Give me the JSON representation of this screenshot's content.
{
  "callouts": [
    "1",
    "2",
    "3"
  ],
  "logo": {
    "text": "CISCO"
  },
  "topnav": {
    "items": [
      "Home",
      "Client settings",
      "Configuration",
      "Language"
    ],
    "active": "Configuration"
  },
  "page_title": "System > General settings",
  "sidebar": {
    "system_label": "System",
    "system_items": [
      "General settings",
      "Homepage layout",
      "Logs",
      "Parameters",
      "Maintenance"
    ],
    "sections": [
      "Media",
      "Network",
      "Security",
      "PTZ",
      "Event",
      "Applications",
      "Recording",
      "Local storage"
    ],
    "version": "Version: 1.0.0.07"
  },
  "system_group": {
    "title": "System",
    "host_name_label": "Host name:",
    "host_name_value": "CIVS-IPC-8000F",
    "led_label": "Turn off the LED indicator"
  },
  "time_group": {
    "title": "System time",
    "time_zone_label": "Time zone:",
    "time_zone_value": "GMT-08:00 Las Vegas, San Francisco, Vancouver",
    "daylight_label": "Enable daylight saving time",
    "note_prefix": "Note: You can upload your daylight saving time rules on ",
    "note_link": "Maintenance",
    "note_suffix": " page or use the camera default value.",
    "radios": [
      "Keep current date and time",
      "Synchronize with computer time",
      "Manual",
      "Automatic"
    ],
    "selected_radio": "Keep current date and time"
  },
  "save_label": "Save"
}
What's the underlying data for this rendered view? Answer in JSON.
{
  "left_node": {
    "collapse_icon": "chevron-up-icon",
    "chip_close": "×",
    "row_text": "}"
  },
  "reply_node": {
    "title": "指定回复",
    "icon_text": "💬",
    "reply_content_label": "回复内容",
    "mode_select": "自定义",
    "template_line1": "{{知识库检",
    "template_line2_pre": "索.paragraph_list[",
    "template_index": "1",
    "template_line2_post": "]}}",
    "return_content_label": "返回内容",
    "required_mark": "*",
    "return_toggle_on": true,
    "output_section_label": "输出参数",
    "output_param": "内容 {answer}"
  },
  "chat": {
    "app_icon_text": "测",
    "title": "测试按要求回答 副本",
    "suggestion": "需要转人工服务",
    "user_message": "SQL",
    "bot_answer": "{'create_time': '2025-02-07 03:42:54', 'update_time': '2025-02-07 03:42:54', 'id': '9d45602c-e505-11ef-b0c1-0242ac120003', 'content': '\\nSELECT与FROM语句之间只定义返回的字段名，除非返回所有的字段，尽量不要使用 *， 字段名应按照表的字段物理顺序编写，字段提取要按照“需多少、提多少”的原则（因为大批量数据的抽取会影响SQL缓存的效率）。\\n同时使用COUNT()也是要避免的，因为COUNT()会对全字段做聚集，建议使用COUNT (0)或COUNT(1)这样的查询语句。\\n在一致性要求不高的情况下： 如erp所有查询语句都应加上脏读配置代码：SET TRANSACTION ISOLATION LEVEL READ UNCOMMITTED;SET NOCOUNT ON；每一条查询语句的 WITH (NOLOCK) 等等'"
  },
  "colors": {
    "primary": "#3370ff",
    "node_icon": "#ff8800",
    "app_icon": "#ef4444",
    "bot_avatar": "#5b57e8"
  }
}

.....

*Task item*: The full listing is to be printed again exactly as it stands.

*Output of the task*:
Give me the JSON representation of this screenshot's content.
{
  "callouts": [
    "1",
    "2",
    "3"
  ],
  "logo": {
    "text": "CISCO"
  },
  "topnav": {
    "items": [
      "Home",
      "Client settings",
      "Configuration",
      "Language"
    ],
    "active": "Configuration"
  },
  "page_title": "System > General settings",
  "sidebar": {
    "system_label": "System",
    "system_items": [
      "General settings",
      "Homepage layout",
      "Logs",
      "Parameters",
      "Maintenance"
    ],
    "sections": [
      "Media",
      "Network",
      "Security",
      "PTZ",
      "Event",
      "Applications",
      "Recording",
      "Local storage"
    ],
    "version": "Version: 1.0.0.07"
  },
  "system_group": {
    "title": "System",
    "host_name_label": "Host name:",
    "host_name_value": "CIVS-IPC-8000F",
    "led_label": "Turn off the LED indicator"
  },
  "time_group": {
    "title": "System time",
    "time_zone_label": "Time zone:",
    "time_zone_value": "GMT-08:00 Las Vegas, San Francisco, Vancouver",
    "daylight_label": "Enable daylight saving time",
    "note_prefix": "Note: You can upload your daylight saving time rules on ",
    "note_link": "Maintenance",
    "note_suffix": " page or use the camera default value.",
    "radios": [
      "Keep current date and time",
      "Synchronize with computer time",
      "Manual",
      "Automatic"
    ],
    "selected_radio": "Keep current date and time"
  },
  "save_label": "Save"
}
What's the underlying data for this rendered view? Answer in JSON.
{
  "left_node": {
    "collapse_icon": "chevron-up-icon",
    "chip_close": "×",
    "row_text": "}"
  },
  "reply_node": {
    "title": "指定回复",
    "icon_text": "💬",
    "reply_content_label": "回复内容",
    "mode_select": "自定义",
    "template_line1": "{{知识库检",
    "template_line2_pre": "索.paragraph_list[",
    "template_index": "1",
    "template_line2_post": "]}}",
    "return_content_label": "返回内容",
    "required_mark": "*",
    "return_toggle_on": true,
    "output_section_label": "输出参数",
    "output_param": "内容 {answer}"
  },
  "chat": {
    "app_icon_text": "测",
    "title": "测试按要求回答 副本",
    "suggestion": "需要转人工服务",
    "user_message": "SQL",
    "bot_answer": "{'create_time': '2025-02-07 03:42:54', 'update_time': '2025-02-07 03:42:54', 'id': '9d45602c-e505-11ef-b0c1-0242ac120003', 'content': '\\nSELECT与FROM语句之间只定义返回的字段名，除非返回所有的字段，尽量不要使用 *， 字段名应按照表的字段物理顺序编写，字段提取要按照“需多少、提多少”的原则（因为大批量数据的抽取会影响SQL缓存的效率）。\\n同时使用COUNT()也是要避免的，因为COUNT()会对全字段做聚集，建议使用COUNT (0)或COUNT(1)这样的查询语句。\\n在一致性要求不高的情况下： 如erp所有查询语句都应加上脏读配置代码：SET TRANSACTION ISOLATION LEVEL READ UNCOMMITTED;SET NOCOUNT ON；每一条查询语句的 WITH (NOLOCK) 等等'"
  },
  "colors": {
    "primary": "#3370ff",
    "node_icon": "#ff8800",
    "app_icon": "#ef4444",
    "bot_avatar": "#5b57e8"
  }
}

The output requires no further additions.